EXERCISE GOAL: A complete answer includes every line below with the word "placeholder".

AVAILABLE DATA:
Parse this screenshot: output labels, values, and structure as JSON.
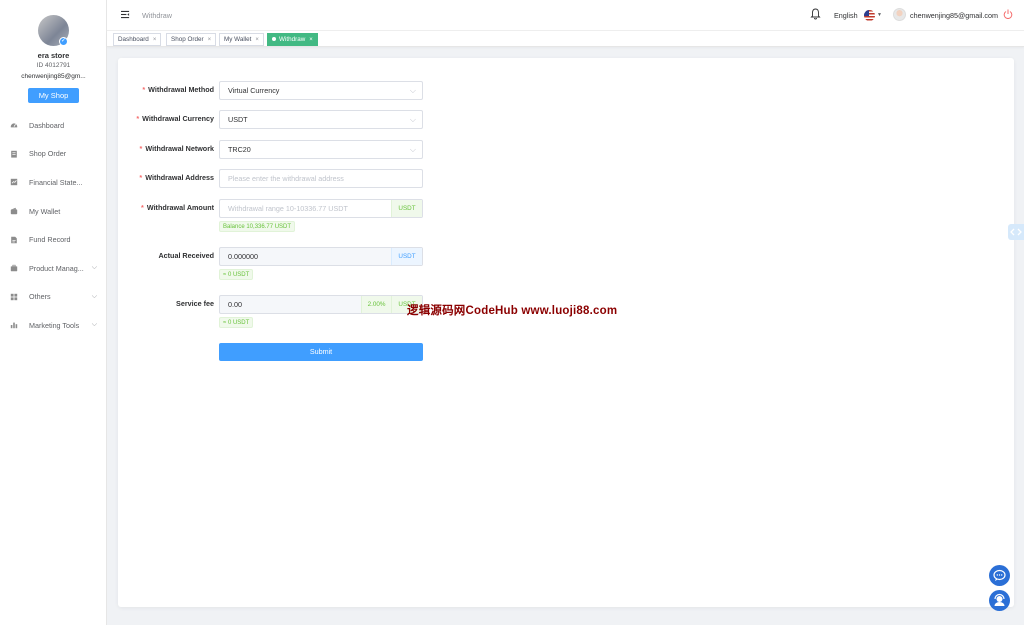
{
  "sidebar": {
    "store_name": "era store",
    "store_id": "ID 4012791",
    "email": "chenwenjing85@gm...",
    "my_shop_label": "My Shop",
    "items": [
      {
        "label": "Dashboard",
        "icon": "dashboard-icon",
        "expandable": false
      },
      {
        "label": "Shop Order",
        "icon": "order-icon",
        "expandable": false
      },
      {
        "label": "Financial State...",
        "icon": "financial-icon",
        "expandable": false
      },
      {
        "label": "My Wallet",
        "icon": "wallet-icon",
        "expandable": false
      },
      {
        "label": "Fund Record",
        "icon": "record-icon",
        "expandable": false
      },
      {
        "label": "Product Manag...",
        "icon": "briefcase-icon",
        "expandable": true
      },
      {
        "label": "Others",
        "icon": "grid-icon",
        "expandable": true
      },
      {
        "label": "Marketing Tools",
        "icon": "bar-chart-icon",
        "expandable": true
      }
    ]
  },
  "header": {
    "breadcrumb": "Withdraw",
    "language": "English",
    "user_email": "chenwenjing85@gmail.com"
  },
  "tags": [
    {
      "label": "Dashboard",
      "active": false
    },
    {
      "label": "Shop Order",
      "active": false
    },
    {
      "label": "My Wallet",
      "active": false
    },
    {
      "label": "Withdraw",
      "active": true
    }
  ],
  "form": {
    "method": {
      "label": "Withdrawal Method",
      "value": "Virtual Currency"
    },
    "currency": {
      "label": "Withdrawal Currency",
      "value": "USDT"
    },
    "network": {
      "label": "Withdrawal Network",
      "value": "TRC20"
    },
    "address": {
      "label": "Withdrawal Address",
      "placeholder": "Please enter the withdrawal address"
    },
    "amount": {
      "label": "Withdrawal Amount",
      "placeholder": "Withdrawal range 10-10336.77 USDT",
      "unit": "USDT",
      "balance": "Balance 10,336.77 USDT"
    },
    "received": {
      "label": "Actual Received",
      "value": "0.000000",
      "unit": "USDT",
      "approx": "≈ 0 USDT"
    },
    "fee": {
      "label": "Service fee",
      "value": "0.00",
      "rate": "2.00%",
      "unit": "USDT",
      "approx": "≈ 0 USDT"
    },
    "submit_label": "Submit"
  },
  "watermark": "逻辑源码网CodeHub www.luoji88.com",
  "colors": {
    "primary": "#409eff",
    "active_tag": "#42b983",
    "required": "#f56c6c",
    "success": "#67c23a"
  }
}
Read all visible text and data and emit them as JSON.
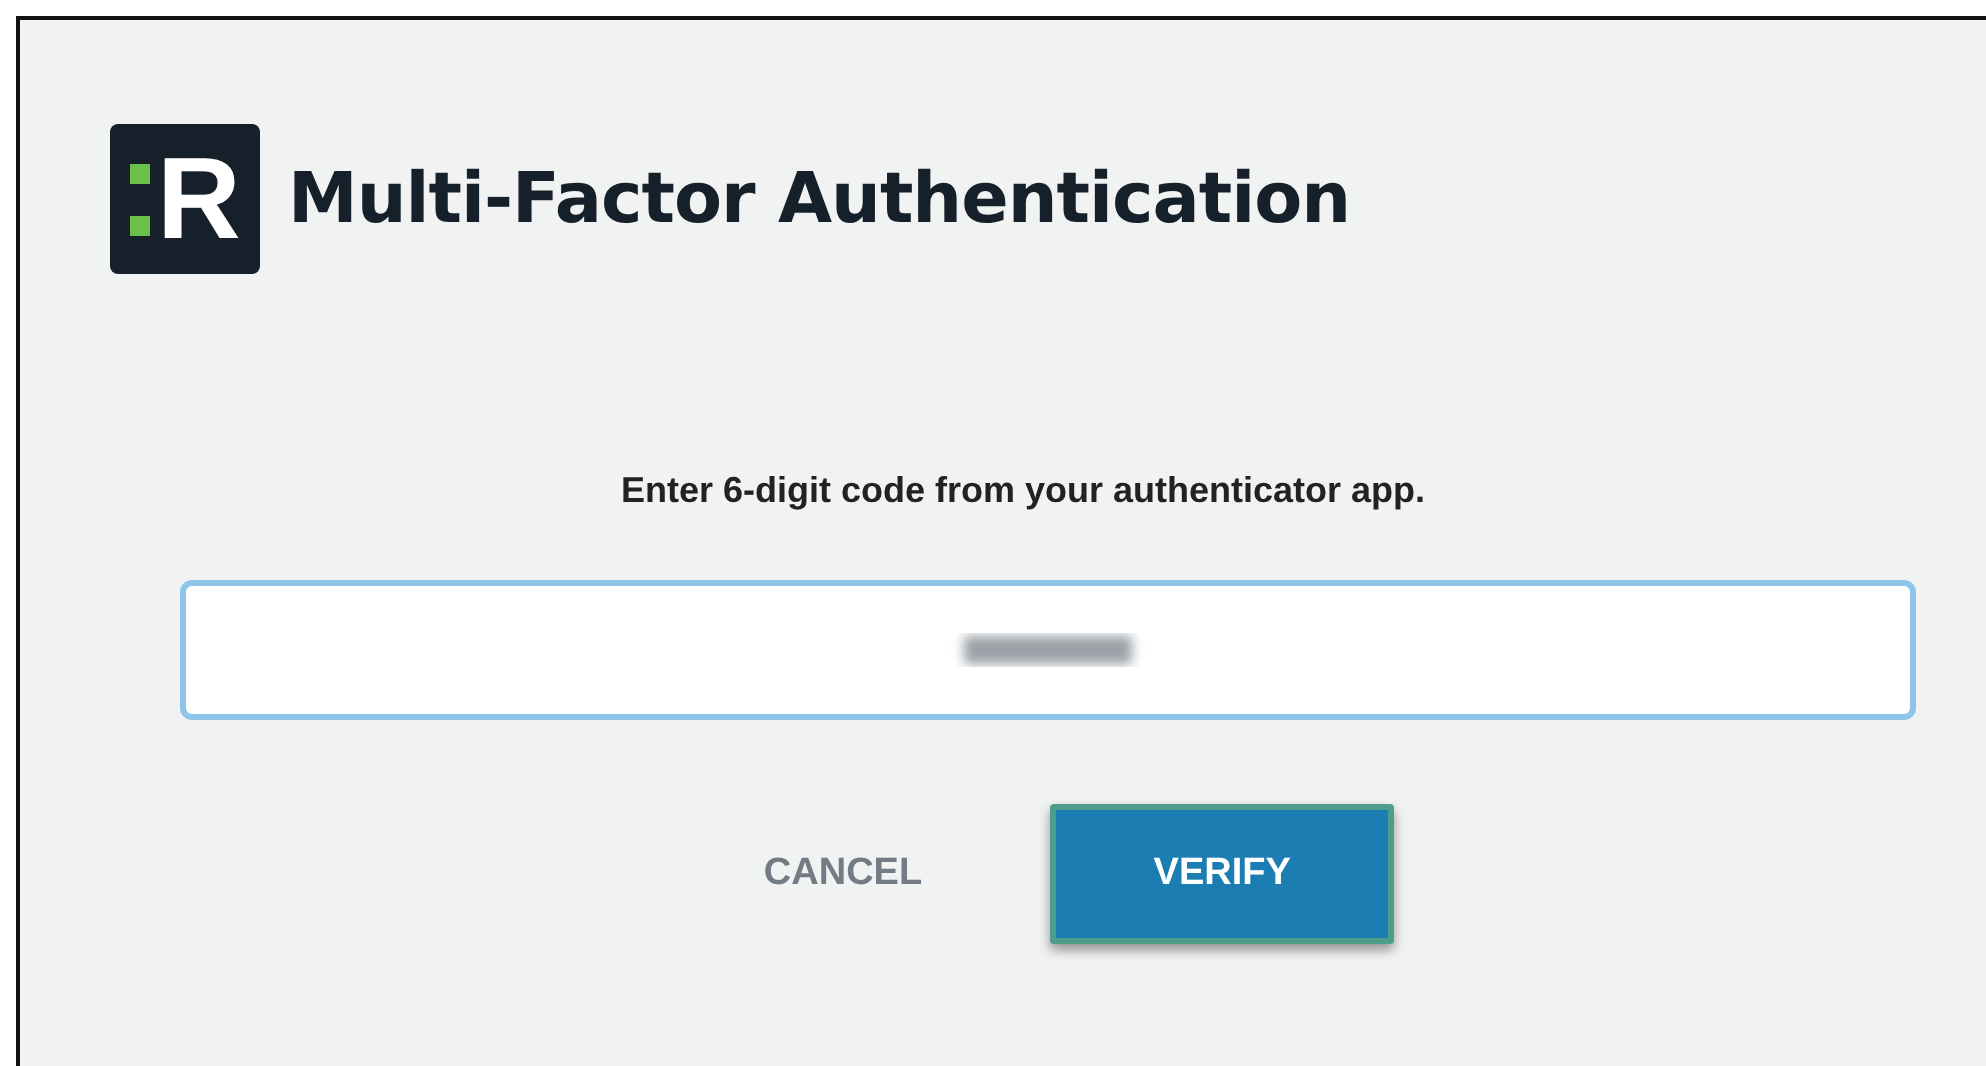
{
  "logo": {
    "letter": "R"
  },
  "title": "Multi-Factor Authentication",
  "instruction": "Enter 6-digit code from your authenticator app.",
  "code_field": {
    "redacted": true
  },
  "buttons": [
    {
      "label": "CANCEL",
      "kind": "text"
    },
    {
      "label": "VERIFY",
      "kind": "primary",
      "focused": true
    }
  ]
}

SOLUTION TO THIS EXERCISE:
      "placeholder": "Please enter the withdrawal address"
      "placeholder": "Withdrawal range 10-10336.77 USDT",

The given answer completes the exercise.